Trademark & Copyright Infringement

Lawyers have a lot of technical training and experience. They spend three years in a hybrid humanities / vocational graduation school, devote a few months to cramming a summary of one or two state’s laws into their brains, regurgitate and forget it all over two or three days, then spend a couple years learning, through

[Update: I somehow missed Ron Coleman’s earlier take on the article, but it’s required reading if you’re interested in the subject. Coleman and Walter Olson both seem on board with, as Olson words it, "steering rights owners into agency complaints or arbitration as an alternative, or at least precondition, to court action."] 


Via the WSJ Law Blog, the Ninth Circuit, in a significant published opinion with ramifications for copyright litigators, vacated the $10 million verdict — and, more importantly, the constructive trust and injunction — that Mattel won against MGA.

Unusually, the panel summed up its own findings at the end:

[Carter] Bryant’s employment agreement may

The Los Angeles Times featured a story about the legal saga that has enveloped the Christian bestseller The Shack:

"The Shack," William Paul Young’s novel about a man rediscovering lost faith after the murder of his 5-year-old daughter, started out as a manuscript no one would touch. Finally, pastors Wayne Jacobsen and Brad Cummings

Shepard Fairey, creator of the iconic "Hope" poster during Obama’s Presidential campaign, is not perfect.

After the Associated Press claimed that Fairey’s use of one of their images for the poster required authorization, Fairey — represented by the Fair Use Project at Stanford University — pre-emptively sued to establish (by way of a declaratory judgment

[UPDATE: Welcome, io9 readers!

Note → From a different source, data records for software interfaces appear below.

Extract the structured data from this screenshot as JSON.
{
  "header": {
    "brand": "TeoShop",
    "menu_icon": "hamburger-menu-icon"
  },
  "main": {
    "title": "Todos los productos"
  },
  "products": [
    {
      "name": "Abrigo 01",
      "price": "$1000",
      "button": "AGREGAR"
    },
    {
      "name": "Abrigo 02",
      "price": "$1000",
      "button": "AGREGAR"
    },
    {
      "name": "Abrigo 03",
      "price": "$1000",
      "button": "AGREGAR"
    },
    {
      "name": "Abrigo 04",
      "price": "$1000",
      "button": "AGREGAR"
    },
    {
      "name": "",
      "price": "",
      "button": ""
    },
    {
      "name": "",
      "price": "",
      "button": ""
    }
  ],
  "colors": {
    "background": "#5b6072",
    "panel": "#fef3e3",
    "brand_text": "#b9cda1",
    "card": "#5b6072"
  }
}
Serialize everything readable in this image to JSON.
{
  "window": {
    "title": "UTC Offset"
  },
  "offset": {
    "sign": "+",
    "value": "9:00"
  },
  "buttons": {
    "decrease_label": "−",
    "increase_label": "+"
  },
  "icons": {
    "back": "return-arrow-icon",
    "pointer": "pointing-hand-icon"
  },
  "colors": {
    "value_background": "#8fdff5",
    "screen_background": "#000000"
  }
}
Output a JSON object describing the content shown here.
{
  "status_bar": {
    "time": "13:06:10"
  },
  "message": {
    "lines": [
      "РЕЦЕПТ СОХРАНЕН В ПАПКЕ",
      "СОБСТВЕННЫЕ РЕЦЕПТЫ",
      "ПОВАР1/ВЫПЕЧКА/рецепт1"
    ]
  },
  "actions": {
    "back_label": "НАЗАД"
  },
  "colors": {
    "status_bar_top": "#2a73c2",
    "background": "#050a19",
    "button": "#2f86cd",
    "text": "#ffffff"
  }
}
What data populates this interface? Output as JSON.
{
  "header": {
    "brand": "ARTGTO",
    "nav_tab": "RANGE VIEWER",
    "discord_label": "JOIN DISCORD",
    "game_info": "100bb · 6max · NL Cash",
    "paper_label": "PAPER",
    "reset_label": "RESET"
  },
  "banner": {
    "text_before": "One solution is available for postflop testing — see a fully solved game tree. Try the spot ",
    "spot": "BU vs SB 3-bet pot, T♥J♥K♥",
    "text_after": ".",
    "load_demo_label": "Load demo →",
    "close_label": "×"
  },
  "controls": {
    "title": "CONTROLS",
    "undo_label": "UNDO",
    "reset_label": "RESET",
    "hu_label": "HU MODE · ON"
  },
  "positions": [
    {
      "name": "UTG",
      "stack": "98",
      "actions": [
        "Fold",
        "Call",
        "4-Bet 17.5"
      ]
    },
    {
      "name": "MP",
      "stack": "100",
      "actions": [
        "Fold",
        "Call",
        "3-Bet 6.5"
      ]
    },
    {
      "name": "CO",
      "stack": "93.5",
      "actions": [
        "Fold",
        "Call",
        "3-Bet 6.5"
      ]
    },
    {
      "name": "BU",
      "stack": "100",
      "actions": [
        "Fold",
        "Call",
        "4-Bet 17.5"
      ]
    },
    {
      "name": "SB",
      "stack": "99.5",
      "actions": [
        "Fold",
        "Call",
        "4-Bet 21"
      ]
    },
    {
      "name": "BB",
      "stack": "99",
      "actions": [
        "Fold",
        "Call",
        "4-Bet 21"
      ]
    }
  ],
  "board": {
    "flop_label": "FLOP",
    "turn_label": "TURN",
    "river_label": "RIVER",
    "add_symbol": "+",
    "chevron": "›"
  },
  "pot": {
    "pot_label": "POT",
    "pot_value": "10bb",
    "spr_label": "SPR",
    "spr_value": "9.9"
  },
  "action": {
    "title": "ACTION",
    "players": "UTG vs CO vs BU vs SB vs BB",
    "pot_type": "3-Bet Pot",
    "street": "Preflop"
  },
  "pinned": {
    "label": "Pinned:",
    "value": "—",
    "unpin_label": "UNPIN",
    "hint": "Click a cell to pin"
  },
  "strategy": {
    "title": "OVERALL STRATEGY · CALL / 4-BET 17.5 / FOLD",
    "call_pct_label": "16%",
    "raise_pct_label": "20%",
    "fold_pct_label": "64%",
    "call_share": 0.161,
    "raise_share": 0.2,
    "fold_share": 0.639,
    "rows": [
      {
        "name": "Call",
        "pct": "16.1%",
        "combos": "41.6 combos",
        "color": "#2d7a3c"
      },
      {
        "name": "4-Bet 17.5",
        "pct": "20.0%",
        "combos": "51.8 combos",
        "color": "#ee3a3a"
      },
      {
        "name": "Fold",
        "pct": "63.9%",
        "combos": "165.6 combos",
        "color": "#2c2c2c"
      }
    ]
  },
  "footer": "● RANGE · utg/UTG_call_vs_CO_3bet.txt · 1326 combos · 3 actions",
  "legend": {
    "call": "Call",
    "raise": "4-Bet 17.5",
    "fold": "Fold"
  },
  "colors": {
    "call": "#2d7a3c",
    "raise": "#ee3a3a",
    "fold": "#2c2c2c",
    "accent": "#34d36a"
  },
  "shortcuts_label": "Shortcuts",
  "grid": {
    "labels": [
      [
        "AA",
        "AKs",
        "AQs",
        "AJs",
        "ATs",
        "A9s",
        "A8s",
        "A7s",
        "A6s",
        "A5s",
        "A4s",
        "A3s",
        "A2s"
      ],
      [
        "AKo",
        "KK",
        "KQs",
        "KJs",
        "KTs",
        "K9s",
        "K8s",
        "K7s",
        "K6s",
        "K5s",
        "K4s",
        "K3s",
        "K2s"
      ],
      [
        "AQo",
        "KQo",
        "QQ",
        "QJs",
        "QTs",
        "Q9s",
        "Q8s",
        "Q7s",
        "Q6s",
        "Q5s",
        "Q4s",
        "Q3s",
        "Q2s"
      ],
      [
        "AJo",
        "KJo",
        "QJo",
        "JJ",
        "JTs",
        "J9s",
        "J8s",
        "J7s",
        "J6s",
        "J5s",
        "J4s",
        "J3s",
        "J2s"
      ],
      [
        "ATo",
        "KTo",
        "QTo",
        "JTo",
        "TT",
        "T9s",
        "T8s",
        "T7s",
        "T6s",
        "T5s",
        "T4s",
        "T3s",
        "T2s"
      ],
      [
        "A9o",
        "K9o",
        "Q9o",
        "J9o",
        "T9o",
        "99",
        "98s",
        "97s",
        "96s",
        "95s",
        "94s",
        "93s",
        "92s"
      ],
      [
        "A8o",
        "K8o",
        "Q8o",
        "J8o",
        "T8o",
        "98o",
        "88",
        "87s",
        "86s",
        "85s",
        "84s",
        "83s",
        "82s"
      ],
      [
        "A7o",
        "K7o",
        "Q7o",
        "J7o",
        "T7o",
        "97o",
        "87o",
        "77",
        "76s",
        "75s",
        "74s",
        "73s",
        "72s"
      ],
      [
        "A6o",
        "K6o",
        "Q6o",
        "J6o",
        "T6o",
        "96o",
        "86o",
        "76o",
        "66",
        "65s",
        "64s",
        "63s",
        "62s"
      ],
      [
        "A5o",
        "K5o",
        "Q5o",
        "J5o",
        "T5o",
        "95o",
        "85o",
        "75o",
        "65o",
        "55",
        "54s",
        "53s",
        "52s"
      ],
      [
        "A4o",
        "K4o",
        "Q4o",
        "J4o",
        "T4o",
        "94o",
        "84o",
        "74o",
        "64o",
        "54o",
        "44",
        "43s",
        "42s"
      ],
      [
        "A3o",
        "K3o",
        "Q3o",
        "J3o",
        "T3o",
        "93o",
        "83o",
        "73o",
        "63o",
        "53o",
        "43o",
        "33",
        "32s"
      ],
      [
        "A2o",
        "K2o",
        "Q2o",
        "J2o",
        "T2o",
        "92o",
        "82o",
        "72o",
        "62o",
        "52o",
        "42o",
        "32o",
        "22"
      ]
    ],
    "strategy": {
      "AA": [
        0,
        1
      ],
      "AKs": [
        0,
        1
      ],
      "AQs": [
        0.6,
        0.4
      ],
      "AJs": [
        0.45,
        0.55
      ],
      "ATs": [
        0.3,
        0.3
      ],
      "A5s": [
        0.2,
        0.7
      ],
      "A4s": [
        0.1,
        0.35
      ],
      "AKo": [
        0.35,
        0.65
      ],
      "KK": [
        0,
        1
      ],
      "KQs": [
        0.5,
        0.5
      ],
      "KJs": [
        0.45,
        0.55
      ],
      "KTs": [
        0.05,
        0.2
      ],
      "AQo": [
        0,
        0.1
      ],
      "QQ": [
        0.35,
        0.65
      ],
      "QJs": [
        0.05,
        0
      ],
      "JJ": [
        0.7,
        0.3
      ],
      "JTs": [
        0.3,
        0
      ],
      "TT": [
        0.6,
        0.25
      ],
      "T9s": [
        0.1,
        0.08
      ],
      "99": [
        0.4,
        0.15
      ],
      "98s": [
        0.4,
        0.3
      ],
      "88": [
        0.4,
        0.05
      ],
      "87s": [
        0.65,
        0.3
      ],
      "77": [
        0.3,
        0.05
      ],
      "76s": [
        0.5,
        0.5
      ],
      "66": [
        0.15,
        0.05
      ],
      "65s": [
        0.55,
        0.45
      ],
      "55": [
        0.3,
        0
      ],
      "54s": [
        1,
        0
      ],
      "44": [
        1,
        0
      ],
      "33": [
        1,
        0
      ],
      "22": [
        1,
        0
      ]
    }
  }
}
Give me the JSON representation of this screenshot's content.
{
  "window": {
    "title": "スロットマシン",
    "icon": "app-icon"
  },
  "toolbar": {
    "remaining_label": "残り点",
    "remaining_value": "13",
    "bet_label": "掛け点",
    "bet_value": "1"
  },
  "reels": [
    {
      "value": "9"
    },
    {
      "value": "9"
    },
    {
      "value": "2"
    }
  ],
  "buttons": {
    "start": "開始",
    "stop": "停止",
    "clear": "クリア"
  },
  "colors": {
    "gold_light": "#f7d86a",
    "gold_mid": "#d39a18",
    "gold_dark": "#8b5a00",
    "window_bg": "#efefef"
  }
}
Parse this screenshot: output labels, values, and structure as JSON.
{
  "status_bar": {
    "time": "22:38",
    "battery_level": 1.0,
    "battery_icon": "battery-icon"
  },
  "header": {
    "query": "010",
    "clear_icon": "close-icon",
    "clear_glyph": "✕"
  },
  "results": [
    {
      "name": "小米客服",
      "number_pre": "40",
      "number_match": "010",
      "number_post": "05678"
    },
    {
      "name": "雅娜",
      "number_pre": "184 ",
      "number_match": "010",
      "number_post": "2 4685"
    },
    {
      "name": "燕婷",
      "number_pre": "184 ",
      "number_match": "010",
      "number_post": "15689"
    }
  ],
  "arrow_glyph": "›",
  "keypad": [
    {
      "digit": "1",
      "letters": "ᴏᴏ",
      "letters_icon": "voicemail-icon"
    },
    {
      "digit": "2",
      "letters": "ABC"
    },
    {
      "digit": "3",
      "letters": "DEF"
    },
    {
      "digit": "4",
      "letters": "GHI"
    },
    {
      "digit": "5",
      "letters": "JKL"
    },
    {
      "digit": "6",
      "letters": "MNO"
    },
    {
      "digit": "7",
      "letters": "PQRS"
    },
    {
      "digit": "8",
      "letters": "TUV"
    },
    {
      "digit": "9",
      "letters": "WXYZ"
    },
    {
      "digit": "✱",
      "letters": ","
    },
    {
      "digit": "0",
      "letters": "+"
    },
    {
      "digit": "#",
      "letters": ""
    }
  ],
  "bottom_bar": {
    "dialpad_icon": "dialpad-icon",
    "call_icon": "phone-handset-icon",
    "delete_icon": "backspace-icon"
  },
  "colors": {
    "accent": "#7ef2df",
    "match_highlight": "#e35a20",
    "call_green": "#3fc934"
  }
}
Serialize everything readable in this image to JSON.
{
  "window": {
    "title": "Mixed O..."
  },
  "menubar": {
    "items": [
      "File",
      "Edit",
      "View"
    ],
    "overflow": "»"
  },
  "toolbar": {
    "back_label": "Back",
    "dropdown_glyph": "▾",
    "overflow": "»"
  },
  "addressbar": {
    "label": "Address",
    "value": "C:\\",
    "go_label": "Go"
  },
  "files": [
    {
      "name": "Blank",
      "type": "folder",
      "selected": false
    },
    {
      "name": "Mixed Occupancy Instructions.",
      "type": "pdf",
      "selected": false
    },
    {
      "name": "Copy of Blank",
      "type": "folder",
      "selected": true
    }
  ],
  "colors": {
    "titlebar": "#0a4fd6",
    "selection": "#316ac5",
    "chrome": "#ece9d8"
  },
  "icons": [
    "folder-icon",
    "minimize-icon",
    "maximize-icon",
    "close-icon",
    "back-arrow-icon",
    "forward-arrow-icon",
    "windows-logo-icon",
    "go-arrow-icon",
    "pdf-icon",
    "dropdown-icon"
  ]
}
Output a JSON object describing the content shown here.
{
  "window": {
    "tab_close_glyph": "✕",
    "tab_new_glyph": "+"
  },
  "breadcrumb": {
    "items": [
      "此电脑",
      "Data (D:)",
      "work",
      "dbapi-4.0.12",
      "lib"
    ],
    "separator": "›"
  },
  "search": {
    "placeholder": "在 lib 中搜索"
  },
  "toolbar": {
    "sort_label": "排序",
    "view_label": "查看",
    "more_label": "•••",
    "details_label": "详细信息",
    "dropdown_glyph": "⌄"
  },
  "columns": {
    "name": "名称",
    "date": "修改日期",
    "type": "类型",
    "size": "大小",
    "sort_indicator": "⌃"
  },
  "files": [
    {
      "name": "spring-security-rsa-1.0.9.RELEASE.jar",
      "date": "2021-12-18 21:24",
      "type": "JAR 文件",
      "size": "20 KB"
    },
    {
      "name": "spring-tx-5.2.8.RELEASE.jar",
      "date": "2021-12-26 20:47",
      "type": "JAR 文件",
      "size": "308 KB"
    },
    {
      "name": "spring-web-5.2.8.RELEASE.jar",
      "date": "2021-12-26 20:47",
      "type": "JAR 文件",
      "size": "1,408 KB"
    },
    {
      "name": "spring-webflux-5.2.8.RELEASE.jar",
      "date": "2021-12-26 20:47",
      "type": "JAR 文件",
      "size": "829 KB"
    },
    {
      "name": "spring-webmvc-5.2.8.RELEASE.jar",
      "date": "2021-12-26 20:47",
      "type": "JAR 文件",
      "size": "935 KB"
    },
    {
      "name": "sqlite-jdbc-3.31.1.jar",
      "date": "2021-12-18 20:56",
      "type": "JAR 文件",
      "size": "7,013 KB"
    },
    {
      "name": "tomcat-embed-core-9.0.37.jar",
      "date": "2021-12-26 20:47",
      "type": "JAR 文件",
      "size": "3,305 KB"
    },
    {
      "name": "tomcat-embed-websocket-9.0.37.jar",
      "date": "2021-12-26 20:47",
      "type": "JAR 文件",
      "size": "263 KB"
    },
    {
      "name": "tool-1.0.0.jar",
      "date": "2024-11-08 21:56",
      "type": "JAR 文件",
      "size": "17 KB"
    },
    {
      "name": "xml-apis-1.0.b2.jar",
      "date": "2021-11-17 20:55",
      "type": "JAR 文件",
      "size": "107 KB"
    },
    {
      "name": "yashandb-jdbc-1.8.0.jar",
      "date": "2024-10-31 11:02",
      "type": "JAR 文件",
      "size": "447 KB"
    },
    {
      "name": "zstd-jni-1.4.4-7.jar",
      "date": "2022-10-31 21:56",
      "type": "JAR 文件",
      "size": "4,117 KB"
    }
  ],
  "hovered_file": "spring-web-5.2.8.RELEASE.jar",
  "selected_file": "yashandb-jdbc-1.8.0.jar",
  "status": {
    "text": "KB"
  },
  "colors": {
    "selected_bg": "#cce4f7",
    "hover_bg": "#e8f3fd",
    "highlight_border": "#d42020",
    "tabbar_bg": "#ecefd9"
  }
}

If you would like to learn more about this area, you should check out the Stanford Copyright & Fair Use Center.]

The sharp readers of io9, themselves a collective Library of Alexandria of science fiction, noted surprising common elements between James Cameron’s Avatar and a 1957 short story

The AmLaw Daily reports:

When news broke Wednesday that guitar virtuoso Joe Satriani’s copyright suit against the band Coldplay had been settled, the Litigation Daily raced to Pacer to download the documents. After all, it’s not every day that a copyright dispute between an aging guitar god and one of the biggest rock bands

As Ashby Jones at the WSJ Law Blog notes:

For all those who’ve made lists of cases to watch heading into the fall, may we kindly suggest adding the Google Books case, if you haven’t already.

The backstory: Manhattan judge Denny Chin is currently sitting on a settlement reached last year between the search engine

f the Tenenbaum situation had been reversed — if Warner Music had ripped off Tenenbaum by fraudulently selling him an MP3 then revoking his access to it, which Warner (through the RIAA) claims they can do — then there would be no question on the limit of the punitive damages.

Continue Reading The $22,500 MP3: Does The Constitution Protect People Or Just Corporations?

After four days of trial, and a few hours of deliberations, the AP reports:

A federal jury ruled Thursday that Jammie Thomas-Rasset willfully violated the copyrights on 24 songs, and awarded recording companies $1.92 million, or $80,000 per song.

Thomas-Rasset’s second trial actually turned out worse for her. When a different federal jury heard her